James Goldman’s play does not claim to have any historical accuracy, but he cleverly interweaves real historical events and characters to suggest what might have been, and gives us a ‘prequel’ to the stories of Richard I and King John. Ever wondered why Richard I spent almost his entire life away from his ‘loved ones’ fighting wars on the other side of the world? Ever wondered why King John made himself so unpopular? You might find the answer here. The play itself is packed with sharp and witty dialogue as the warring family tear into each other, swapping and realigning allegiances, using house guest King Phillip of France as a focal point. Henry’s desire to finalise his successor is constantly undermined from all sides (including himself), but we are left in no doubt that Eleanor is his match, and they love and hate each other in equal measure.
The cast of Trevor Nunn’s revival have a tough act to follow, when we consider the cast of the 1968 film, which included Peter O’Toole, Katharine Hepburn, Anthony Hopkins and a very youthful Timothy Dalton.
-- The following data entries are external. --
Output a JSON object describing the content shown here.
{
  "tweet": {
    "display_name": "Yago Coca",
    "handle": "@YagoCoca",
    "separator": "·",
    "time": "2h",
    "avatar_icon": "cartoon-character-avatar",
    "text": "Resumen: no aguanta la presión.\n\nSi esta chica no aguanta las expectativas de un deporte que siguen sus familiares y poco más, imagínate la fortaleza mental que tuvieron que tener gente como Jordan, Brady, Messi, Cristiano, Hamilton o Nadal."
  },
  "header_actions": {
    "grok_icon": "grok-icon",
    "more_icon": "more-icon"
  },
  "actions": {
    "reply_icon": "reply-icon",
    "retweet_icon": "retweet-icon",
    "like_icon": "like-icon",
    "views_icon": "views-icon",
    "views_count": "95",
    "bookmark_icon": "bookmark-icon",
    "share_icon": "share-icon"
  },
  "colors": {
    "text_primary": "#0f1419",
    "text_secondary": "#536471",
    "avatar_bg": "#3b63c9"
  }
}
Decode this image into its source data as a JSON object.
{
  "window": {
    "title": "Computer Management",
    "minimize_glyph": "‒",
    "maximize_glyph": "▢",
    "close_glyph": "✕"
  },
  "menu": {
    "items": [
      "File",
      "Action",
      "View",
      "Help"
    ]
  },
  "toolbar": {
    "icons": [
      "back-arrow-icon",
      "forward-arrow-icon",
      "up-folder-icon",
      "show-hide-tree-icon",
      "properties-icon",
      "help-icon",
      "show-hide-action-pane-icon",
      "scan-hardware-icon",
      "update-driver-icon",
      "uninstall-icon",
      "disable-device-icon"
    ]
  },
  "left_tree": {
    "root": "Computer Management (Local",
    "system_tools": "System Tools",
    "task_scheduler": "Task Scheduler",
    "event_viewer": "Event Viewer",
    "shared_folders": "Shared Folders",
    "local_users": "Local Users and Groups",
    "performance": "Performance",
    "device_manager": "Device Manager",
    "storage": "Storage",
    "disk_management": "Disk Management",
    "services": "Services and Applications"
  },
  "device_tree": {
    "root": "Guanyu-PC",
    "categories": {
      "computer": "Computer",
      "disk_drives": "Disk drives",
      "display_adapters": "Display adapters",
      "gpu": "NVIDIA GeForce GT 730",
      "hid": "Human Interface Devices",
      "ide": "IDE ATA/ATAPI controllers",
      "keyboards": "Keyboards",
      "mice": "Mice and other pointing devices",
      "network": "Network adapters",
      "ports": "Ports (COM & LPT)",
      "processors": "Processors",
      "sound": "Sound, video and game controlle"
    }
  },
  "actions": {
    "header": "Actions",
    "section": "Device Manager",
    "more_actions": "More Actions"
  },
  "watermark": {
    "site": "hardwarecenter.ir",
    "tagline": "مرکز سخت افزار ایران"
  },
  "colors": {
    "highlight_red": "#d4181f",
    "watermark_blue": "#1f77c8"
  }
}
Robert Lindsay reminds us what an accomplished actor he is, and this role allows him to combine the gravitas required for a King with the sharp wit that has made him so popular in TV sitcoms. He dominates the stage with ease, and we often found ourselves waiting for him to come back. In some respects, Joanna Lumley is perfectly cast as Queen Eleanor. She has a natural regal quality and is believable as the aging queen, reduced to using her feminine wiles to get what she wants. However, the play demands an emotional rawness which ultimately she doesn’t deliver – perhaps her lack of stage experience is a factor.
When it comes to the supporting cast, none of the actors really seem to get to grips with their characters. The action feels as if it’s being played on one level, without any sense of the deeper emotions that drive them, and without this depth, the conflict becomes uninvolving. Looking at the bios of the younger actors, we were not surprised to find that they had very little professional stage experience. We were surprised however that Trevor Nunn chose to cast them – these are not minor roles. It is traditional to say nice things about the set as a euphemism for not liking the rest of the production. In this case however, we would like to say that we really did like the set. Stephen Brimson Lewis has created a cavernous space which convincingly suggests a medieval castle, uncluttered with only the essential furnishings and props and assisted by some imaginative and atmospheric lighting designed by Peter Mumford.
Did this play deserve a revival? We can see why the play has retained its popularity, with its sparkling dialogue, clever use of historical characters, and refreshing lack of reverence. But with every role a gem, this should be a vehicle for a high-calibre cast. Unfortunately only Robert Lindsay fitted this description.